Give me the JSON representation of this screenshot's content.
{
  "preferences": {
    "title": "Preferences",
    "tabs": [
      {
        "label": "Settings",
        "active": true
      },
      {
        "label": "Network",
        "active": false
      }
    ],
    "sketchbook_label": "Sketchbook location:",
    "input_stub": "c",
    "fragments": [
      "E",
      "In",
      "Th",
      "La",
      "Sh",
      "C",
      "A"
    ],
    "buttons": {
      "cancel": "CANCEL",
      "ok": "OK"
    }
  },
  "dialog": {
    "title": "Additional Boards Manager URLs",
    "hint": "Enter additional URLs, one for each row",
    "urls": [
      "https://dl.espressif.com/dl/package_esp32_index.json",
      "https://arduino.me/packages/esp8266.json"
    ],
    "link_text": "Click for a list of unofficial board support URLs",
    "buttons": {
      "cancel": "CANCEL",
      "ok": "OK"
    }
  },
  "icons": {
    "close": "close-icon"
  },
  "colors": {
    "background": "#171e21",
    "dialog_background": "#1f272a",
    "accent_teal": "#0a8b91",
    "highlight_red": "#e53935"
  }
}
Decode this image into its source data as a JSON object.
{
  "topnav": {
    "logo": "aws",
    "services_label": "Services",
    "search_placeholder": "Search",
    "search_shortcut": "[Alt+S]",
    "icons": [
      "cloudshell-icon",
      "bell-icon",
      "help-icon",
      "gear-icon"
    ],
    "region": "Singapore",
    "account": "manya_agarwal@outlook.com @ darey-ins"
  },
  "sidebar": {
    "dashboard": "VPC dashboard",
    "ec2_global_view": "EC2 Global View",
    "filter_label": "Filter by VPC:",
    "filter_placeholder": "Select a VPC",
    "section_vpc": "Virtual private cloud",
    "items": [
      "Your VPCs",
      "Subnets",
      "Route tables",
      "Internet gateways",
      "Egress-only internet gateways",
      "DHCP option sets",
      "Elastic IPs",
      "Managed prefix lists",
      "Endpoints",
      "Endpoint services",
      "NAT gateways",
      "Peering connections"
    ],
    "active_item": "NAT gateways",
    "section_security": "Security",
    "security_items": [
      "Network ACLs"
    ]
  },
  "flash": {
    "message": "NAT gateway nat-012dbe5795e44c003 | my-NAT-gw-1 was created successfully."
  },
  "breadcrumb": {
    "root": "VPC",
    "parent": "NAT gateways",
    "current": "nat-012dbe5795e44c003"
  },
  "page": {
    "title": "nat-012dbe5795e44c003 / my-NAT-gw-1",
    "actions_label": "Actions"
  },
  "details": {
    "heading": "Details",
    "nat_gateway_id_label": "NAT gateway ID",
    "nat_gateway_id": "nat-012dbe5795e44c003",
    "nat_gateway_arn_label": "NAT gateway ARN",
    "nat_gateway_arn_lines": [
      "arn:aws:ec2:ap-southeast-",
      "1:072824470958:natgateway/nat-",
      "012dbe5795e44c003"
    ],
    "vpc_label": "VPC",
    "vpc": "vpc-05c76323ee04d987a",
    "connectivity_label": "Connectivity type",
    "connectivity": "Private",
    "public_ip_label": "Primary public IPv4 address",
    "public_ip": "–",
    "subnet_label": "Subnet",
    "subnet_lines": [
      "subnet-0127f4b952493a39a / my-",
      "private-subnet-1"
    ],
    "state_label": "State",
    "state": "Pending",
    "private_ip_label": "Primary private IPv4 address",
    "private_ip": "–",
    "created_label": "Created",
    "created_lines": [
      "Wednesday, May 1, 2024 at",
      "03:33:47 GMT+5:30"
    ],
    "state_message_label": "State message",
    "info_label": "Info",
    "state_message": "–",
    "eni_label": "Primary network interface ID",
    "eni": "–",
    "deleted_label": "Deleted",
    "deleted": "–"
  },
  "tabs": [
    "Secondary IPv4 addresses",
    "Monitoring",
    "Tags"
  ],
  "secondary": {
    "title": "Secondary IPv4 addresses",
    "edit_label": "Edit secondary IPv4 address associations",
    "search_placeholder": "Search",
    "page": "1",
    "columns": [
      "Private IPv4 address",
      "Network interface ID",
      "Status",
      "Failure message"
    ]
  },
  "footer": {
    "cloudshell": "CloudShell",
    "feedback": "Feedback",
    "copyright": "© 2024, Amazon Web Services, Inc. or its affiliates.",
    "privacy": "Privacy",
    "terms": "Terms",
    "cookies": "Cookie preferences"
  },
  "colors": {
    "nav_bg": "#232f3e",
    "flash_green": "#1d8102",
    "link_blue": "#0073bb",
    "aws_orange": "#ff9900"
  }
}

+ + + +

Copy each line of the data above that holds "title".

# Exercise result:
    "title": "Preferences",
    "title": "Additional Boards Manager URLs",
    "title": "nat-012dbe5795e44c003 / my-NAT-gw-1",
    "title": "Secondary IPv4 addresses",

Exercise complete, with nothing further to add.